Available records Start Marker

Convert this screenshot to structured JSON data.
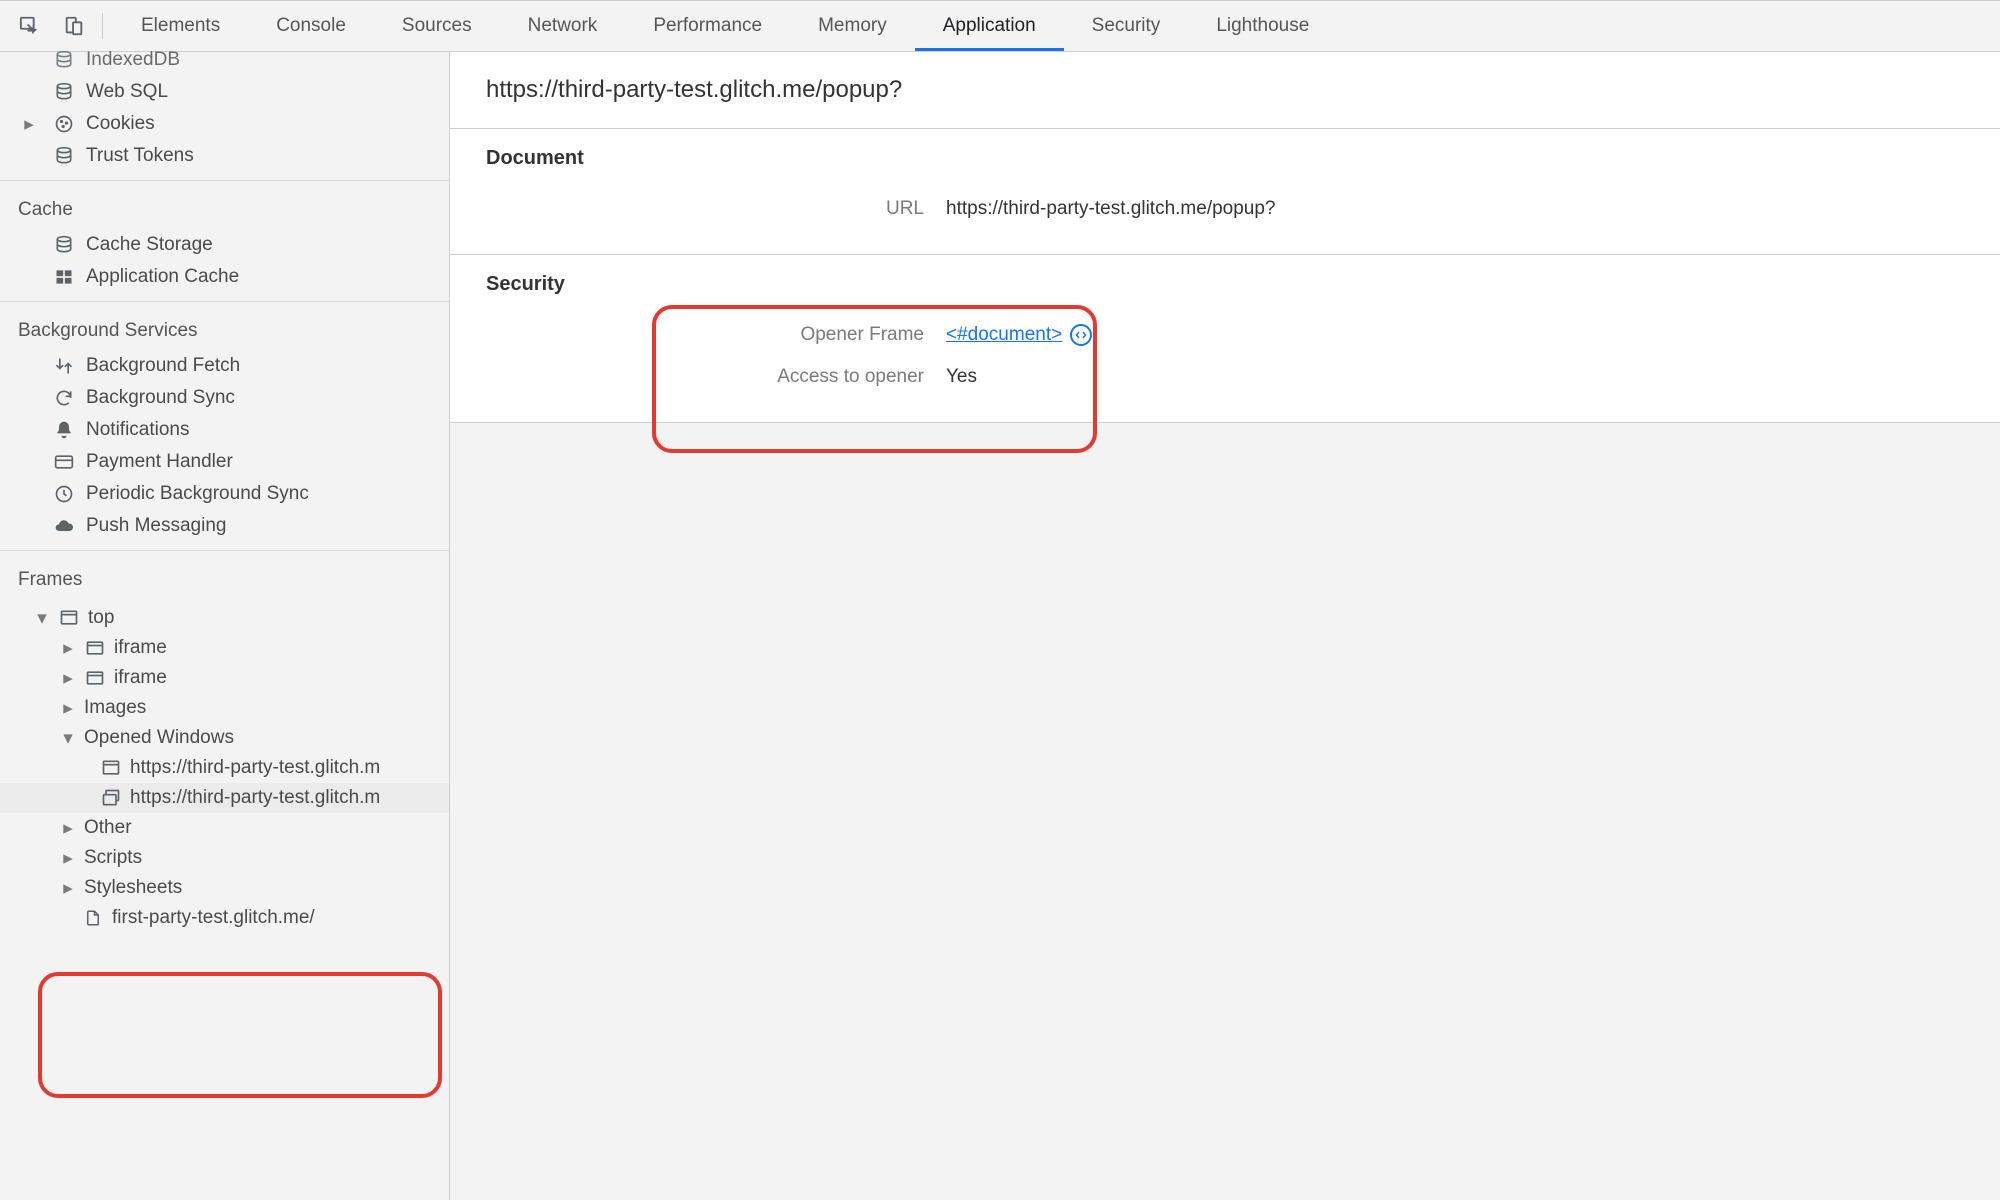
{
  "tabs": {
    "items": [
      "Elements",
      "Console",
      "Sources",
      "Network",
      "Performance",
      "Memory",
      "Application",
      "Security",
      "Lighthouse"
    ],
    "active": "Application"
  },
  "sidebar": {
    "storage": {
      "header": null,
      "items": [
        "IndexedDB",
        "Web SQL",
        "Cookies",
        "Trust Tokens"
      ]
    },
    "cache": {
      "header": "Cache",
      "items": [
        "Cache Storage",
        "Application Cache"
      ]
    },
    "background": {
      "header": "Background Services",
      "items": [
        "Background Fetch",
        "Background Sync",
        "Notifications",
        "Payment Handler",
        "Periodic Background Sync",
        "Push Messaging"
      ]
    },
    "frames": {
      "header": "Frames",
      "top": "top",
      "iframe1": "iframe",
      "iframe2": "iframe",
      "images": "Images",
      "opened_windows": "Opened Windows",
      "ow1": "https://third-party-test.glitch.m",
      "ow2": "https://third-party-test.glitch.m",
      "other": "Other",
      "scripts": "Scripts",
      "stylesheets": "Stylesheets",
      "file1": "first-party-test.glitch.me/"
    }
  },
  "content": {
    "title": "https://third-party-test.glitch.me/popup?",
    "document": {
      "heading": "Document",
      "url_label": "URL",
      "url_value": "https://third-party-test.glitch.me/popup?"
    },
    "security": {
      "heading": "Security",
      "opener_frame_label": "Opener Frame",
      "opener_frame_value": "<#document>",
      "access_label": "Access to opener",
      "access_value": "Yes"
    }
  }
}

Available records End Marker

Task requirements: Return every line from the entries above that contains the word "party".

Written solution:
      "ow1": "https://third-party-test.glitch.m",
      "ow2": "https://third-party-test.glitch.m",
      "file1": "first-party-test.glitch.me/"
    "title": "https://third-party-test.glitch.me/popup?",
      "url_value": "https://third-party-test.glitch.me/popup?"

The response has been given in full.